If you check out her FAQ page from the same site it actually answers most of your questions, see below
"I thought this diet was attempting to reverse engineer a cat's natural prey. There are no Vitamin E or salmon oil capsules in a mouse, so what's the deal?
Darn it, you got me.
Seriously, you're correct that this diet is an attempt to create a mouse. But because there are usually limits to what we have to work with to accomplish that, we have to find ingredients and supplements to make up for nutrients that are lost by virtue of the fact that we're not serving fresh, whole prey and are instead buying meat, processing it (i.e., cutting it up, exposing a good deal of its surface area to air), and--for the sake of convenience and sanity--storing it. And in storing or freezing anything, you're going to lose some nutrients.
Remember too that even if you're buying a whole chicken carcass, you're still not serving a truly WHOLE carcass. The brains and eyes of a cat's prey, for example, supply a perfectly balanced ratio of Essential Fatty Acids
. Because most people aren't going be serving brains and eyes (unless you've stumbled onto an awfully resourceful and accommodating butcher), we need to do the best we can to make up for it and, hence, the salmon oil.
The Vitamin E is there to slow down oxidation of the meat which inevitably occurs once it's cut up or ground.

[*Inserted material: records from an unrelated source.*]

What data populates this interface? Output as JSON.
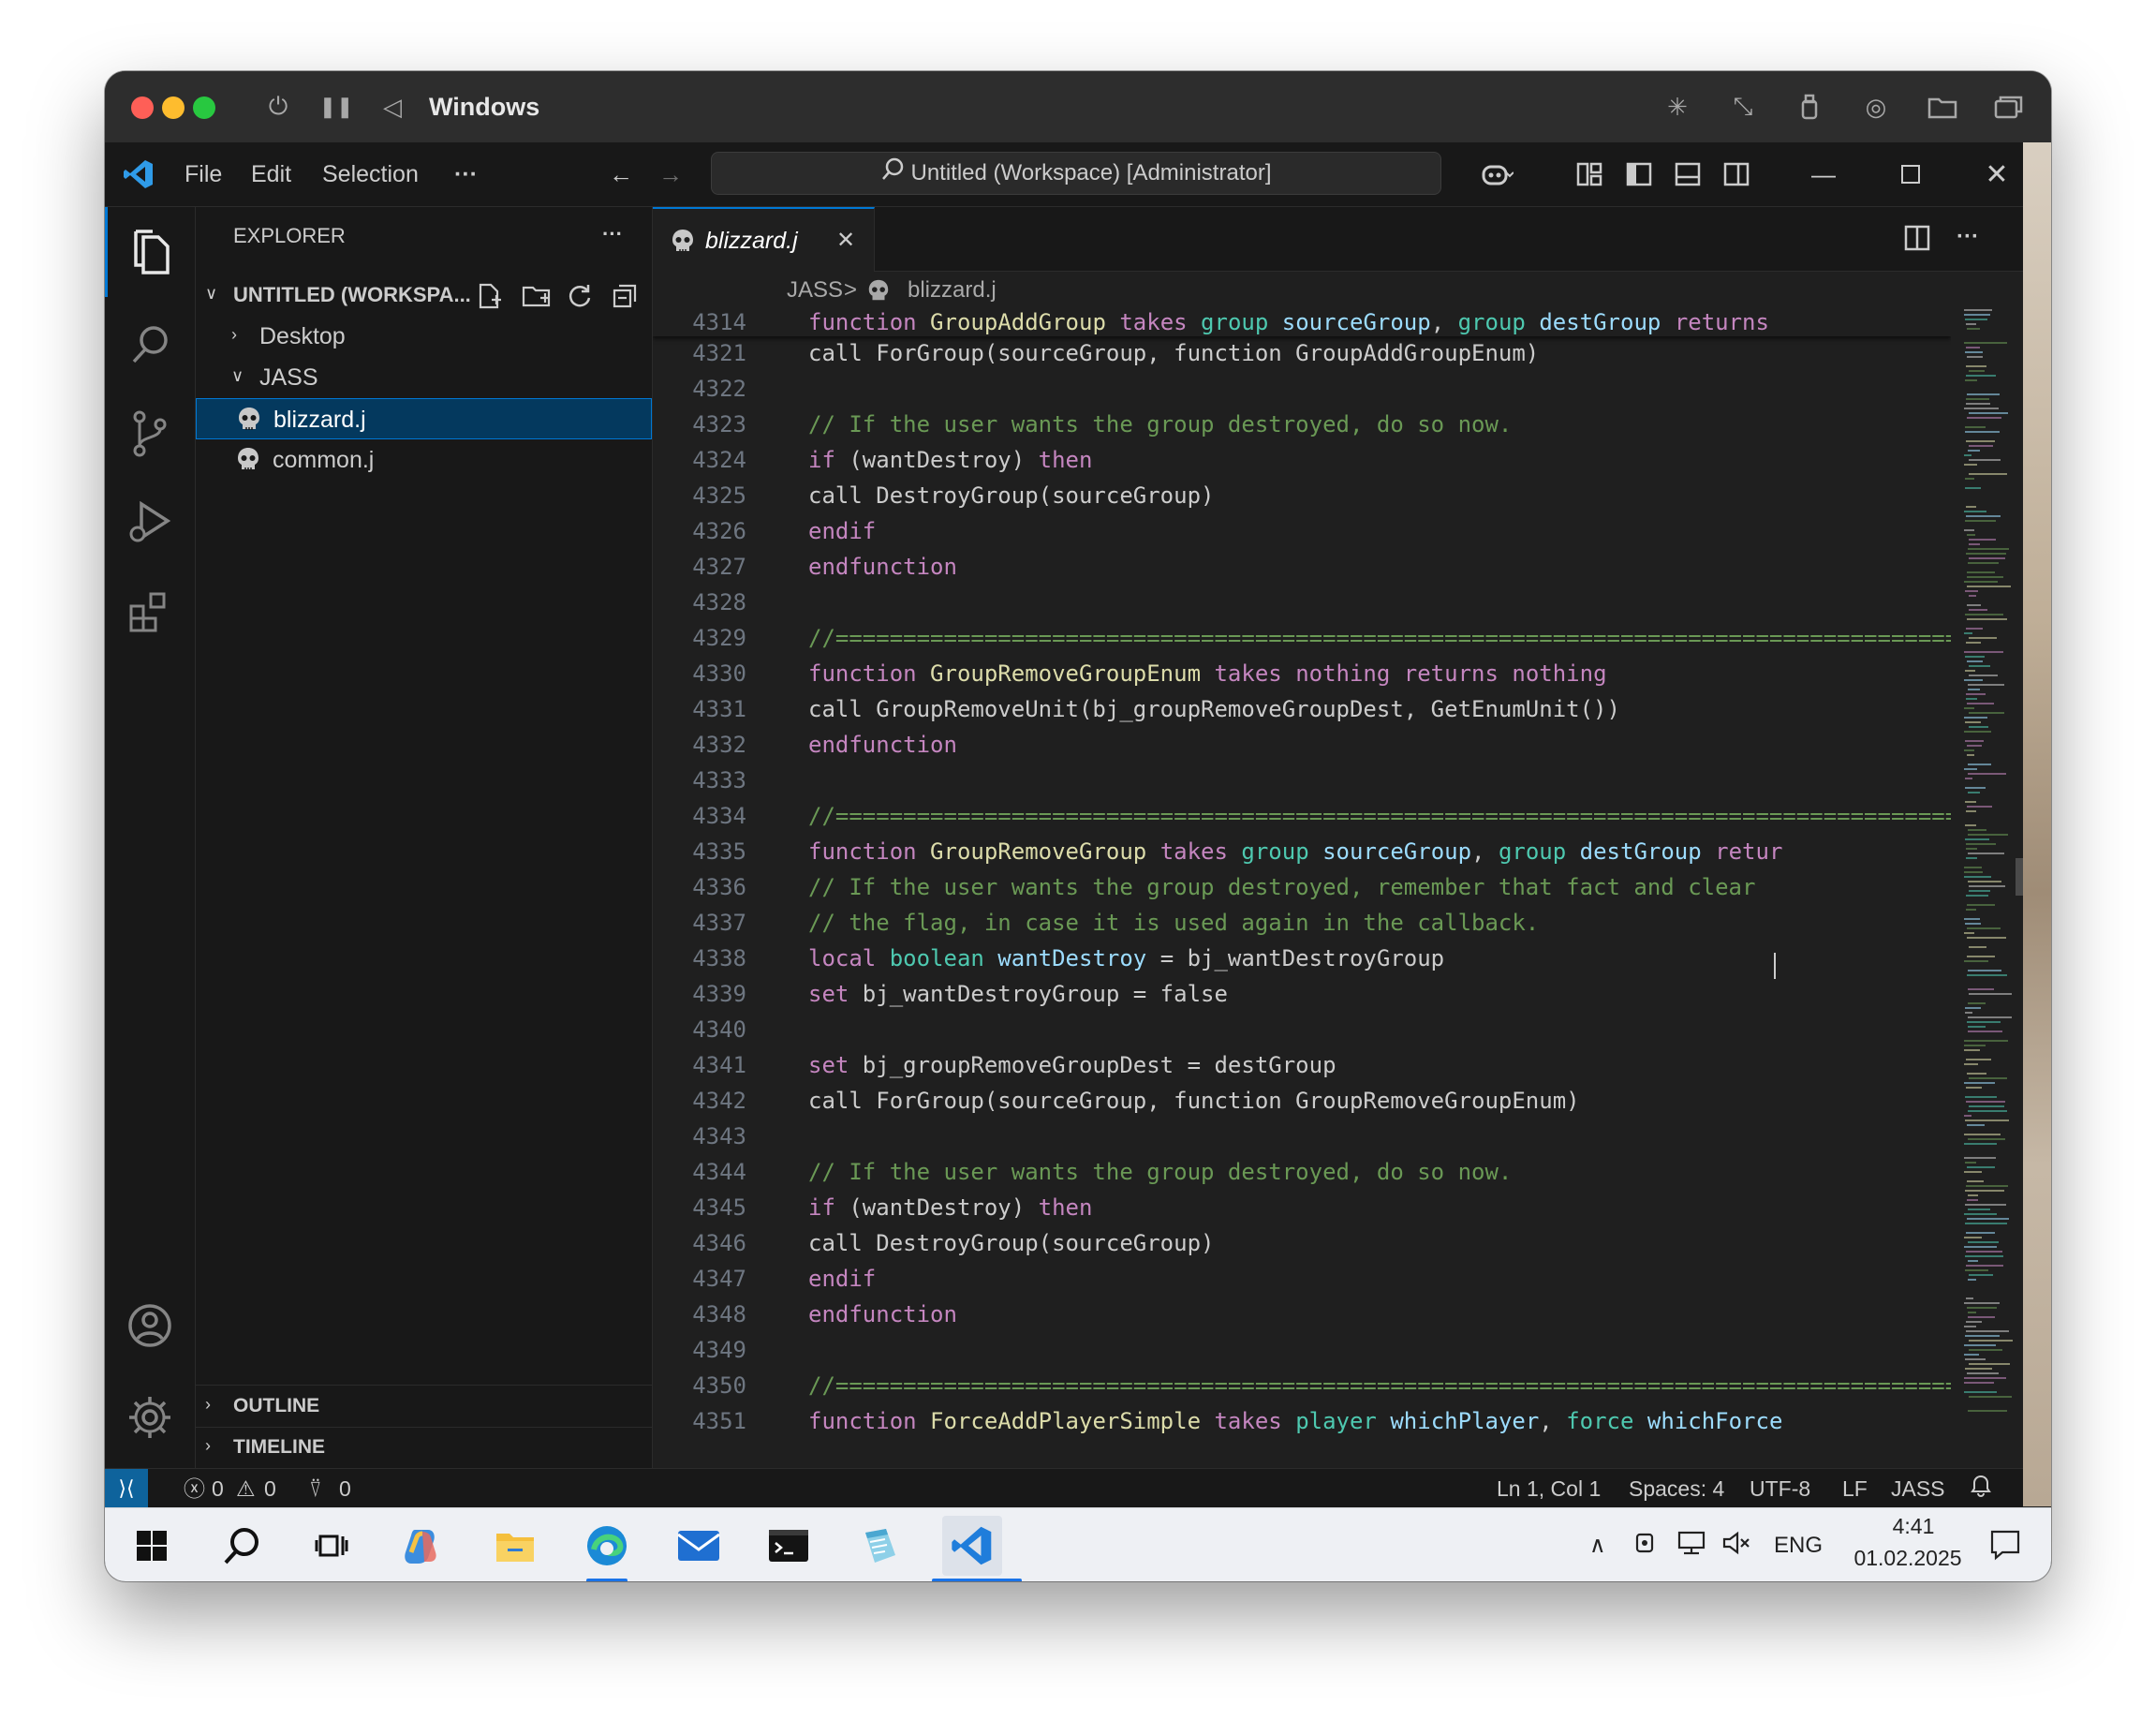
{
  "mac_titlebar": {
    "title": "Windows"
  },
  "vscode": {
    "menu": [
      "File",
      "Edit",
      "Selection",
      "···"
    ],
    "command_center": "Untitled (Workspace) [Administrator]",
    "explorer": {
      "header": "EXPLORER",
      "more": "···",
      "workspace": "UNTITLED (WORKSPA...",
      "folders": [
        {
          "label": "Desktop",
          "expanded": false
        },
        {
          "label": "JASS",
          "expanded": true
        }
      ],
      "files": [
        "blizzard.j",
        "common.j"
      ],
      "selected_file": "blizzard.j",
      "outline": "OUTLINE",
      "timeline": "TIMELINE"
    },
    "tab": {
      "label": "blizzard.j",
      "close": "✕"
    },
    "editor_more": "···",
    "breadcrumb": {
      "folder": "JASS",
      "sep": ">",
      "file": "blizzard.j"
    },
    "sticky": {
      "line": "4314",
      "tokens": [
        [
          "kw",
          "function "
        ],
        [
          "fn",
          "GroupAddGroup "
        ],
        [
          "kw",
          "takes "
        ],
        [
          "ty",
          "group "
        ],
        [
          "var",
          "sourceGroup"
        ],
        [
          "pl",
          ", "
        ],
        [
          "ty",
          "group "
        ],
        [
          "var",
          "destGroup "
        ],
        [
          "kw",
          "returns"
        ]
      ]
    },
    "code": [
      {
        "n": "4321",
        "t": [
          [
            "pl",
            "call ForGroup(sourceGroup, function GroupAddGroupEnum)"
          ]
        ]
      },
      {
        "n": "4322",
        "t": []
      },
      {
        "n": "4323",
        "t": [
          [
            "cm",
            "// If the user wants the group destroyed, do so now."
          ]
        ]
      },
      {
        "n": "4324",
        "t": [
          [
            "kw",
            "if "
          ],
          [
            "pl",
            "(wantDestroy) "
          ],
          [
            "kw",
            "then"
          ]
        ]
      },
      {
        "n": "4325",
        "t": [
          [
            "pl",
            "call DestroyGroup(sourceGroup)"
          ]
        ]
      },
      {
        "n": "4326",
        "t": [
          [
            "kw",
            "endif"
          ]
        ]
      },
      {
        "n": "4327",
        "t": [
          [
            "kw",
            "endfunction"
          ]
        ]
      },
      {
        "n": "4328",
        "t": []
      },
      {
        "n": "4329",
        "t": [
          [
            "cm",
            "//==================================================================================="
          ]
        ]
      },
      {
        "n": "4330",
        "t": [
          [
            "kw",
            "function "
          ],
          [
            "fn",
            "GroupRemoveGroupEnum "
          ],
          [
            "kw",
            "takes "
          ],
          [
            "kw",
            "nothing "
          ],
          [
            "kw",
            "returns "
          ],
          [
            "kw",
            "nothing"
          ]
        ]
      },
      {
        "n": "4331",
        "t": [
          [
            "pl",
            "call GroupRemoveUnit(bj_groupRemoveGroupDest, GetEnumUnit())"
          ]
        ]
      },
      {
        "n": "4332",
        "t": [
          [
            "kw",
            "endfunction"
          ]
        ]
      },
      {
        "n": "4333",
        "t": []
      },
      {
        "n": "4334",
        "t": [
          [
            "cm",
            "//==================================================================================="
          ]
        ]
      },
      {
        "n": "4335",
        "t": [
          [
            "kw",
            "function "
          ],
          [
            "fn",
            "GroupRemoveGroup "
          ],
          [
            "kw",
            "takes "
          ],
          [
            "ty",
            "group "
          ],
          [
            "var",
            "sourceGroup"
          ],
          [
            "pl",
            ", "
          ],
          [
            "ty",
            "group "
          ],
          [
            "var",
            "destGroup "
          ],
          [
            "kw",
            "retur"
          ]
        ]
      },
      {
        "n": "4336",
        "t": [
          [
            "cm",
            "// If the user wants the group destroyed, remember that fact and clear"
          ]
        ]
      },
      {
        "n": "4337",
        "t": [
          [
            "cm",
            "// the flag, in case it is used again in the callback."
          ]
        ]
      },
      {
        "n": "4338",
        "t": [
          [
            "kw",
            "local "
          ],
          [
            "ty",
            "boolean "
          ],
          [
            "var",
            "wantDestroy "
          ],
          [
            "pl",
            "= bj_wantDestroyGroup"
          ]
        ]
      },
      {
        "n": "4339",
        "t": [
          [
            "kw",
            "set "
          ],
          [
            "pl",
            "bj_wantDestroyGroup = false"
          ]
        ]
      },
      {
        "n": "4340",
        "t": []
      },
      {
        "n": "4341",
        "t": [
          [
            "kw",
            "set "
          ],
          [
            "pl",
            "bj_groupRemoveGroupDest = destGroup"
          ]
        ]
      },
      {
        "n": "4342",
        "t": [
          [
            "pl",
            "call ForGroup(sourceGroup, function GroupRemoveGroupEnum)"
          ]
        ]
      },
      {
        "n": "4343",
        "t": []
      },
      {
        "n": "4344",
        "t": [
          [
            "cm",
            "// If the user wants the group destroyed, do so now."
          ]
        ]
      },
      {
        "n": "4345",
        "t": [
          [
            "kw",
            "if "
          ],
          [
            "pl",
            "(wantDestroy) "
          ],
          [
            "kw",
            "then"
          ]
        ]
      },
      {
        "n": "4346",
        "t": [
          [
            "pl",
            "call DestroyGroup(sourceGroup)"
          ]
        ]
      },
      {
        "n": "4347",
        "t": [
          [
            "kw",
            "endif"
          ]
        ]
      },
      {
        "n": "4348",
        "t": [
          [
            "kw",
            "endfunction"
          ]
        ]
      },
      {
        "n": "4349",
        "t": []
      },
      {
        "n": "4350",
        "t": [
          [
            "cm",
            "//==================================================================================="
          ]
        ]
      },
      {
        "n": "4351",
        "t": [
          [
            "kw",
            "function "
          ],
          [
            "fn",
            "ForceAddPlayerSimple "
          ],
          [
            "kw",
            "takes "
          ],
          [
            "ty",
            "player "
          ],
          [
            "var",
            "whichPlayer"
          ],
          [
            "pl",
            ", "
          ],
          [
            "ty",
            "force "
          ],
          [
            "var",
            "whichForce"
          ]
        ]
      }
    ],
    "status": {
      "errors": "0",
      "warnings": "0",
      "ports": "0",
      "cursor": "Ln 1, Col 1",
      "spaces": "Spaces: 4",
      "encoding": "UTF-8",
      "eol": "LF",
      "language": "JASS"
    }
  },
  "taskbar": {
    "apps": [
      "windows-start-icon",
      "search-icon",
      "task-view-icon",
      "copilot-icon",
      "file-explorer-icon",
      "edge-icon",
      "mail-icon",
      "terminal-icon",
      "notepad-icon",
      "vscode-icon"
    ],
    "lang": "ENG",
    "time": "4:41",
    "date": "01.02.2025"
  },
  "colors": {
    "keyword": "#c586c0",
    "function": "#dcdcaa",
    "type": "#4ec9b0",
    "variable": "#9cdcfe",
    "comment": "#6a9955",
    "plain": "#cccccc",
    "accent": "#0078d4",
    "remote": "#0e639c"
  }
}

Psyllium supplies soluble and insoluble fiber, such as might be found partly digested and in small amounts in the stomach of a cat's prey, without adding carbohydrates. Extra Taurine is there to make up for what may get lost as a result of prolonged storage or freezing of muscle or organ meat. The Winn Feline Foundation conducted an important study of raw rabbit diets for cats and learned that despite the high levels of Taurine in rabbit meat, cats fed this diet suffered from serious Taurine deficiencies. The study posited that it was possible that the bacteria in the carcass of ground rabbits or in the intestines of the cat broke down some of the Taurine. Whatever the reason, because Taurine is such a critical amino acid for cats--both for their digestion as well as their heart function--adding extra to a cat's raw diet is very wise.

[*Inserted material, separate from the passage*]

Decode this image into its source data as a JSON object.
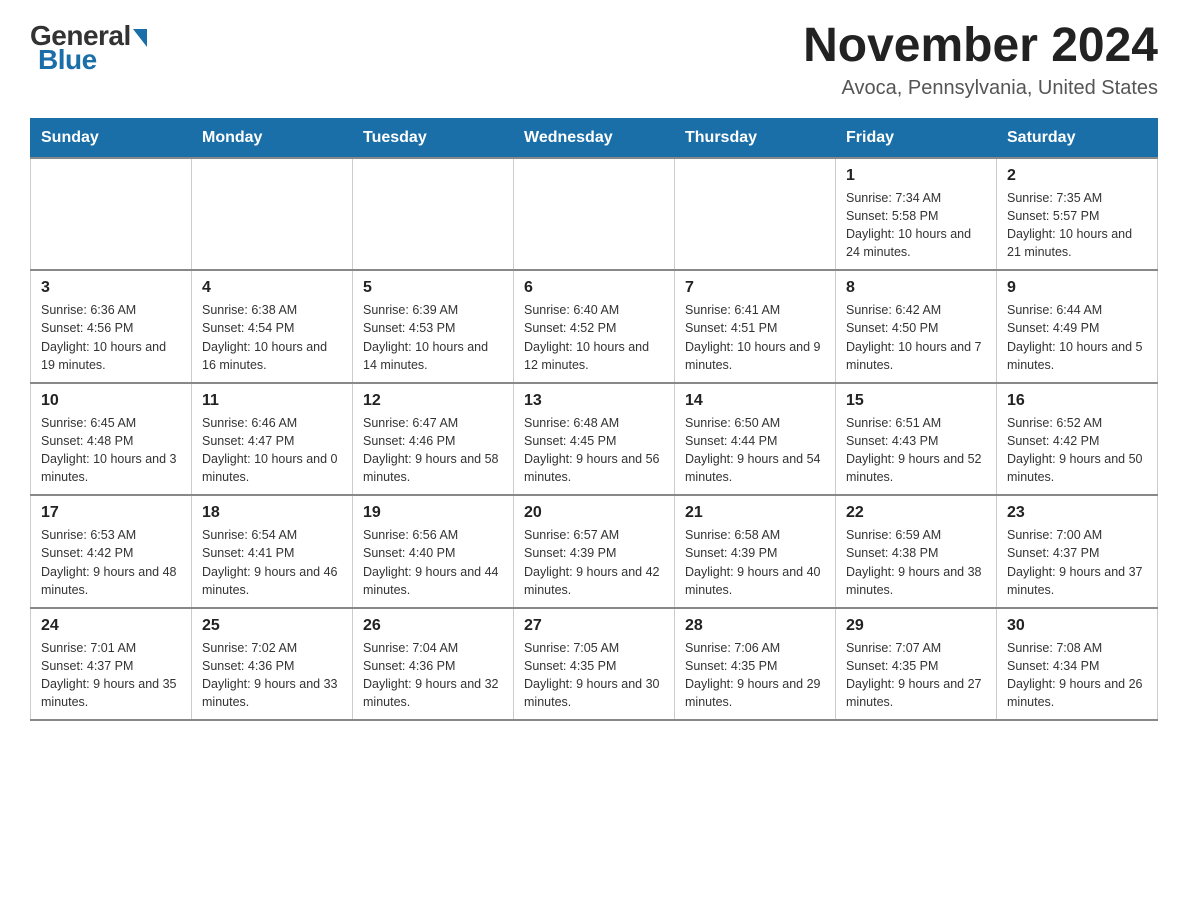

Taurine is absolutely essential when it comes to steering clear of heart muscle failure in cats (dilated cardiomyopathy), and is also important in preventing feline central retinal degeneration which can cause blindness in cats.

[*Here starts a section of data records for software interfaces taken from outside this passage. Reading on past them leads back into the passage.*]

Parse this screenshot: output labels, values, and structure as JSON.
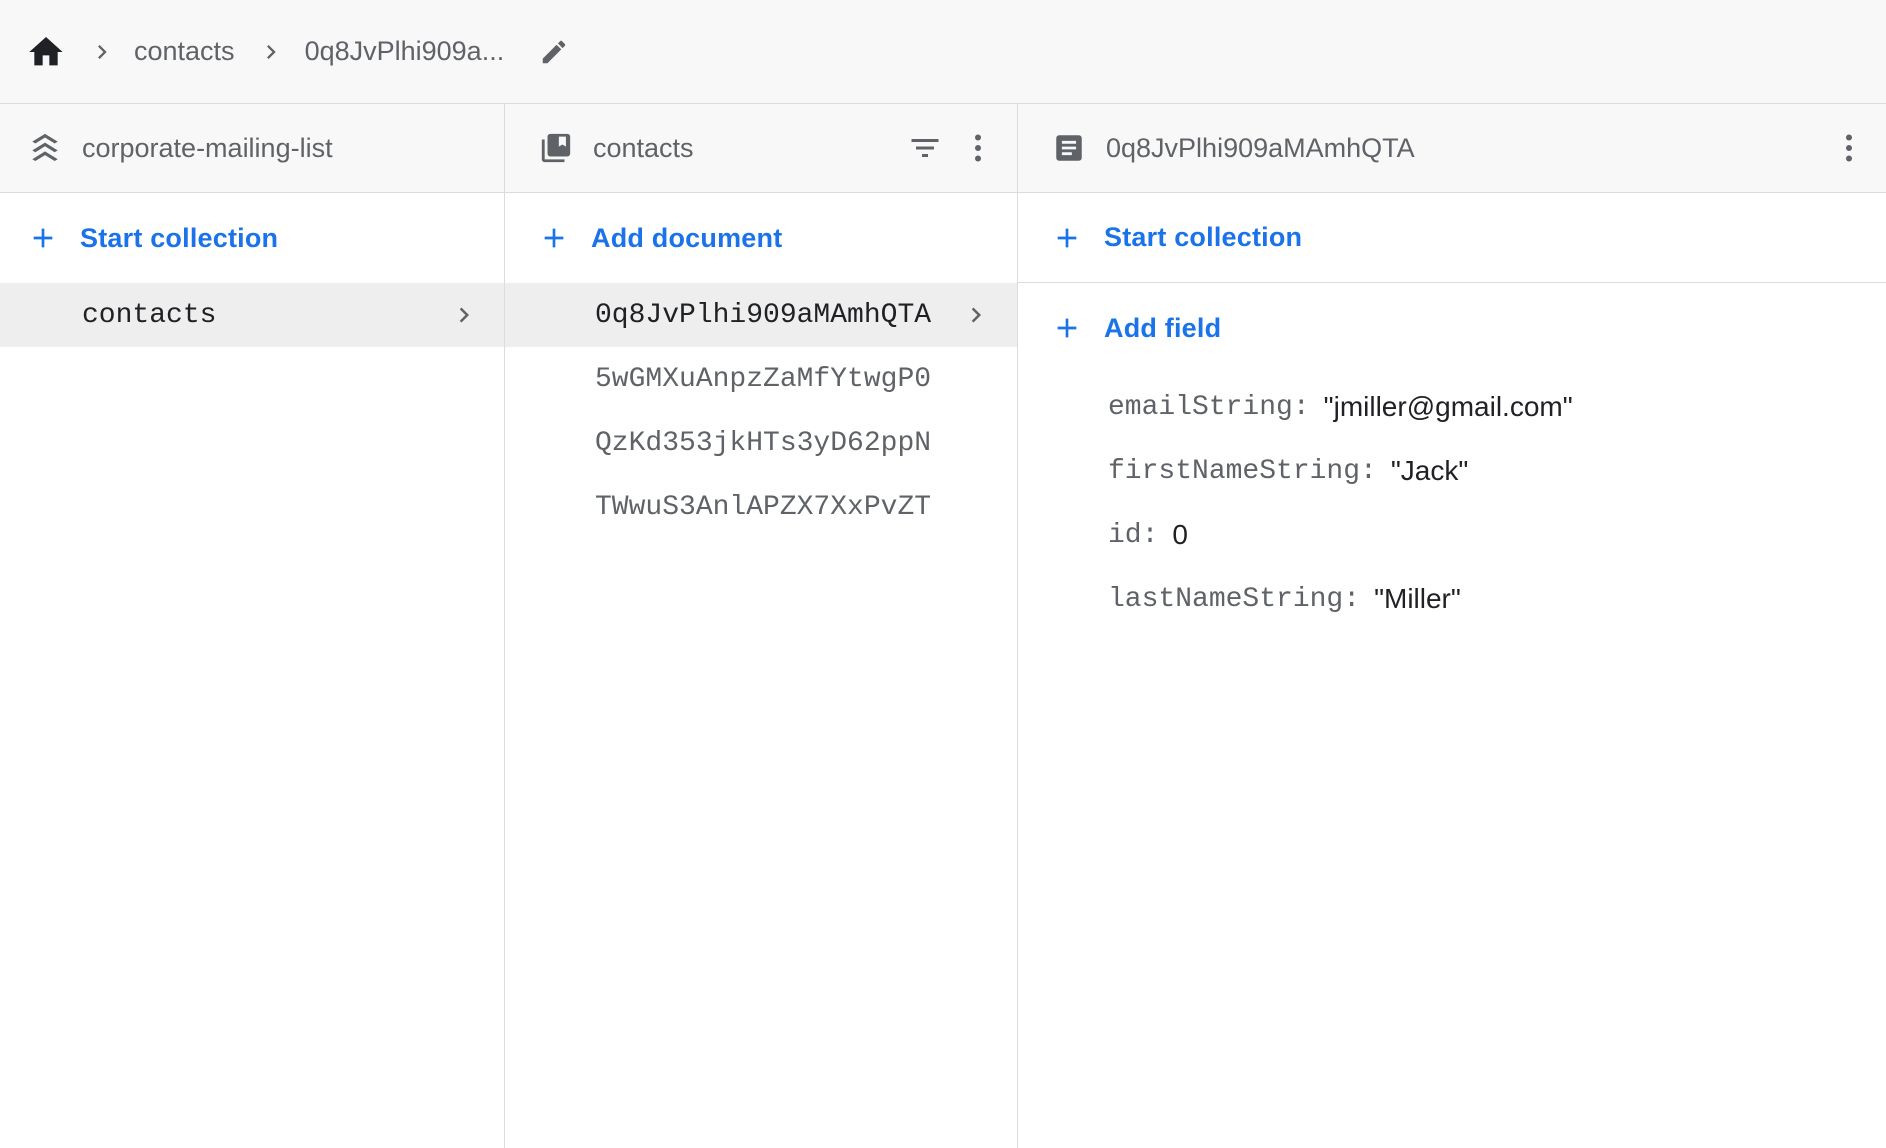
{
  "breadcrumb": {
    "home_icon": "home-icon",
    "items": [
      "contacts",
      "0q8JvPlhi909a..."
    ],
    "edit_icon": "pencil-icon"
  },
  "root_panel": {
    "title": "corporate-mailing-list",
    "icon": "firestore-stack-icon",
    "action_label": "Start collection",
    "items": [
      {
        "label": "contacts",
        "selected": true
      }
    ]
  },
  "collection_panel": {
    "title": "contacts",
    "icon": "collection-icon",
    "action_label": "Add document",
    "documents": [
      {
        "id": "0q8JvPlhi909aMAmhQTA",
        "selected": true
      },
      {
        "id": "5wGMXuAnpzZaMfYtwgP0",
        "selected": false
      },
      {
        "id": "QzKd353jkHTs3yD62ppN",
        "selected": false
      },
      {
        "id": "TWwuS3AnlAPZX7XxPvZT",
        "selected": false
      }
    ]
  },
  "document_panel": {
    "title": "0q8JvPlhi909aMAmhQTA",
    "icon": "document-icon",
    "start_collection_label": "Start collection",
    "add_field_label": "Add field",
    "fields": [
      {
        "key": "emailString",
        "value": "\"jmiller@gmail.com\""
      },
      {
        "key": "firstNameString",
        "value": "\"Jack\""
      },
      {
        "key": "id",
        "value": "0"
      },
      {
        "key": "lastNameString",
        "value": "\"Miller\""
      }
    ]
  },
  "colors": {
    "accent": "#1a73e8",
    "header_bg": "#f8f8f8",
    "selected_row_bg": "#eeeeee",
    "border": "#dadce0",
    "muted_text": "#5f6368"
  }
}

Finally, commercially raised meats are simply not as high in many of the nutrients of free-range, naturally-raised animals that are fed a truly species-appropriate diet.
Similarly, egg yolks are added to the recipe that I use because they supply such a truly "perfect protein" and are a very nice polish to the diet, particularly if that diet is prepared using something other than perfectly fresh, species-appropriate-fed meat.
Obviously, feeding live mice, other rodents, or small birds that came from their natural environment is by far the best food for our carnivores. Since most of us aren't going to feed live, fresh prey, we are left in our kitchens to reverse engineer what they would get in that environment."
faqs - cat nutrition
The only thing not addressed is the b vitamins. But from what I understand from HUMAN nutrition (so take it with a grain of salt) You cannot overdose on B vitamins because they are water soluble and are also somewhat delicate. So it is basically insurance in case the grinding mixing freezing etc destroys alot of them. Look at most energy drinks for people and they have like 1000% percent your daily intake requirement for B vitamins in them because they are energizing.
I make some ground for my cats with this recipe and I don't use the multiglandular I add my own kidney and I stopped adding psyllium with no issues.